**RECORDED INFORMATION**
★ ★ ★ ★ ★
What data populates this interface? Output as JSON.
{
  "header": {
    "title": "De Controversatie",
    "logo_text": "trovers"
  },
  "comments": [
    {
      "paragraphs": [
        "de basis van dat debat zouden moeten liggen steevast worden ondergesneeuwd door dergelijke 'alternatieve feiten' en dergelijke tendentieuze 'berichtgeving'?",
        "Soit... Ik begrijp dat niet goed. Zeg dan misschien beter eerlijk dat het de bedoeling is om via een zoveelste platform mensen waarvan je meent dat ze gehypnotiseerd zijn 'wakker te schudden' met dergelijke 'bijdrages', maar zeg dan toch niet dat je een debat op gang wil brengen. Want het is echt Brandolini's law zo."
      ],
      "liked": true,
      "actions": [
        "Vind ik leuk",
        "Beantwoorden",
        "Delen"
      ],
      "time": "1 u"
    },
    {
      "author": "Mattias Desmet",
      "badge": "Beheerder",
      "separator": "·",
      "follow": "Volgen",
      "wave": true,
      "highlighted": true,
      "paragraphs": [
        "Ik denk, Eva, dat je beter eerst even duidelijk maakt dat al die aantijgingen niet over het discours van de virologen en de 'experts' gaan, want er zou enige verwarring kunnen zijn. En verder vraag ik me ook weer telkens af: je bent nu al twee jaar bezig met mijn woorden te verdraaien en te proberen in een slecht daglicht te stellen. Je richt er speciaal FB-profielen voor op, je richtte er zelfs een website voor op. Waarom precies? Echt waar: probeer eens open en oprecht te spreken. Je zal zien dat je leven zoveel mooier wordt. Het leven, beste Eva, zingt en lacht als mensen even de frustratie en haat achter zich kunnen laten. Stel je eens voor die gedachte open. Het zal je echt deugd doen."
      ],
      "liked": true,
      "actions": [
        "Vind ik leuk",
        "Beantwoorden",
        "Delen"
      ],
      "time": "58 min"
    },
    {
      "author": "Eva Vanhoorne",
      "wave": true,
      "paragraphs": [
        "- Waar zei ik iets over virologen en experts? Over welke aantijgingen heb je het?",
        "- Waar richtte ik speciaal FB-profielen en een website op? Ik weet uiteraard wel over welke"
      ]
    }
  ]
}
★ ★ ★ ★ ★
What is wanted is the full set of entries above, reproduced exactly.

**YOUR RESPONSE**
What data populates this interface? Output as JSON.
{
  "header": {
    "title": "De Controversatie",
    "logo_text": "trovers"
  },
  "comments": [
    {
      "paragraphs": [
        "de basis van dat debat zouden moeten liggen steevast worden ondergesneeuwd door dergelijke 'alternatieve feiten' en dergelijke tendentieuze 'berichtgeving'?",
        "Soit... Ik begrijp dat niet goed. Zeg dan misschien beter eerlijk dat het de bedoeling is om via een zoveelste platform mensen waarvan je meent dat ze gehypnotiseerd zijn 'wakker te schudden' met dergelijke 'bijdrages', maar zeg dan toch niet dat je een debat op gang wil brengen. Want het is echt Brandolini's law zo."
      ],
      "liked": true,
      "actions": [
        "Vind ik leuk",
        "Beantwoorden",
        "Delen"
      ],
      "time": "1 u"
    },
    {
      "author": "Mattias Desmet",
      "badge": "Beheerder",
      "separator": "·",
      "follow": "Volgen",
      "wave": true,
      "highlighted": true,
      "paragraphs": [
        "Ik denk, Eva, dat je beter eerst even duidelijk maakt dat al die aantijgingen niet over het discours van de virologen en de 'experts' gaan, want er zou enige verwarring kunnen zijn. En verder vraag ik me ook weer telkens af: je bent nu al twee jaar bezig met mijn woorden te verdraaien en te proberen in een slecht daglicht te stellen. Je richt er speciaal FB-profielen voor op, je richtte er zelfs een website voor op. Waarom precies? Echt waar: probeer eens open en oprecht te spreken. Je zal zien dat je leven zoveel mooier wordt. Het leven, beste Eva, zingt en lacht als mensen even de frustratie en haat achter zich kunnen laten. Stel je eens voor die gedachte open. Het zal je echt deugd doen."
      ],
      "liked": true,
      "actions": [
        "Vind ik leuk",
        "Beantwoorden",
        "Delen"
      ],
      "time": "58 min"
    },
    {
      "author": "Eva Vanhoorne",
      "wave": true,
      "paragraphs": [
        "- Waar zei ik iets over virologen en experts? Over welke aantijgingen heb je het?",
        "- Waar richtte ik speciaal FB-profielen en een website op? Ik weet uiteraard wel over welke"
      ]
    }
  ]
}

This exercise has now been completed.